* What this task involves *
Starting at the top line and ending at the bottom one, repeat the entries exactly and drop every picture.
· · ·
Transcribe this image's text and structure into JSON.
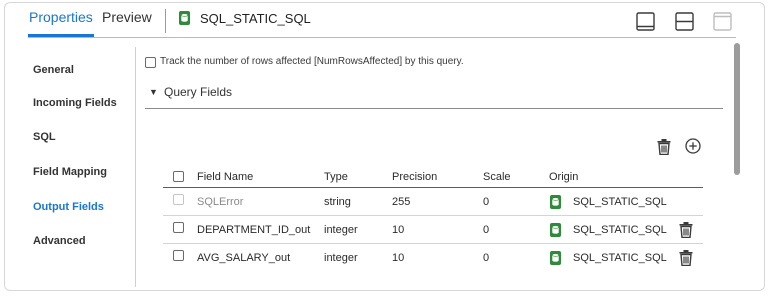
{
  "header": {
    "tabs": [
      {
        "label": "Properties",
        "active": true
      },
      {
        "label": "Preview",
        "active": false
      }
    ],
    "transformation_title": "SQL_STATIC_SQL",
    "accent_color": "#1976d2",
    "icons": {
      "transformation": "sql-transformation-icon",
      "layout_buttons": [
        "panel-bottom-icon",
        "split-horizontal-icon",
        "panel-top-icon"
      ]
    }
  },
  "sidebar": {
    "items": [
      {
        "label": "General",
        "active": false
      },
      {
        "label": "Incoming Fields",
        "active": false
      },
      {
        "label": "SQL",
        "active": false
      },
      {
        "label": "Field Mapping",
        "active": false
      },
      {
        "label": "Output Fields",
        "active": true
      },
      {
        "label": "Advanced",
        "active": false
      }
    ]
  },
  "content": {
    "track_rows_label": "Track the number of rows affected [NumRowsAffected] by this query.",
    "track_rows_checked": false,
    "section_title": "Query Fields",
    "section_expanded": true,
    "toolbar_icons": [
      "trash-icon",
      "add-circle-icon"
    ]
  },
  "table": {
    "columns": [
      "Field Name",
      "Type",
      "Precision",
      "Scale",
      "Origin"
    ],
    "rows": [
      {
        "field_name": "SQLError",
        "type": "string",
        "precision": "255",
        "scale": "0",
        "origin": "SQL_STATIC_SQL",
        "disabled": true,
        "deletable": false
      },
      {
        "field_name": "DEPARTMENT_ID_out",
        "type": "integer",
        "precision": "10",
        "scale": "0",
        "origin": "SQL_STATIC_SQL",
        "disabled": false,
        "deletable": true
      },
      {
        "field_name": "AVG_SALARY_out",
        "type": "integer",
        "precision": "10",
        "scale": "0",
        "origin": "SQL_STATIC_SQL",
        "disabled": false,
        "deletable": true
      }
    ],
    "origin_icon_color": "#2e8b3a"
  }
}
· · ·
* Response to the exercise *
Transcribe this image's text and structure into JSON.
{
  "header": {
    "tabs": [
      {
        "label": "Properties",
        "active": true
      },
      {
        "label": "Preview",
        "active": false
      }
    ],
    "transformation_title": "SQL_STATIC_SQL",
    "accent_color": "#1976d2",
    "icons": {
      "transformation": "sql-transformation-icon",
      "layout_buttons": [
        "panel-bottom-icon",
        "split-horizontal-icon",
        "panel-top-icon"
      ]
    }
  },
  "sidebar": {
    "items": [
      {
        "label": "General",
        "active": false
      },
      {
        "label": "Incoming Fields",
        "active": false
      },
      {
        "label": "SQL",
        "active": false
      },
      {
        "label": "Field Mapping",
        "active": false
      },
      {
        "label": "Output Fields",
        "active": true
      },
      {
        "label": "Advanced",
        "active": false
      }
    ]
  },
  "content": {
    "track_rows_label": "Track the number of rows affected [NumRowsAffected] by this query.",
    "track_rows_checked": false,
    "section_title": "Query Fields",
    "section_expanded": true,
    "toolbar_icons": [
      "trash-icon",
      "add-circle-icon"
    ]
  },
  "table": {
    "columns": [
      "Field Name",
      "Type",
      "Precision",
      "Scale",
      "Origin"
    ],
    "rows": [
      {
        "field_name": "SQLError",
        "type": "string",
        "precision": "255",
        "scale": "0",
        "origin": "SQL_STATIC_SQL",
        "disabled": true,
        "deletable": false
      },
      {
        "field_name": "DEPARTMENT_ID_out",
        "type": "integer",
        "precision": "10",
        "scale": "0",
        "origin": "SQL_STATIC_SQL",
        "disabled": false,
        "deletable": true
      },
      {
        "field_name": "AVG_SALARY_out",
        "type": "integer",
        "precision": "10",
        "scale": "0",
        "origin": "SQL_STATIC_SQL",
        "disabled": false,
        "deletable": true
      }
    ],
    "origin_icon_color": "#2e8b3a"
  }
}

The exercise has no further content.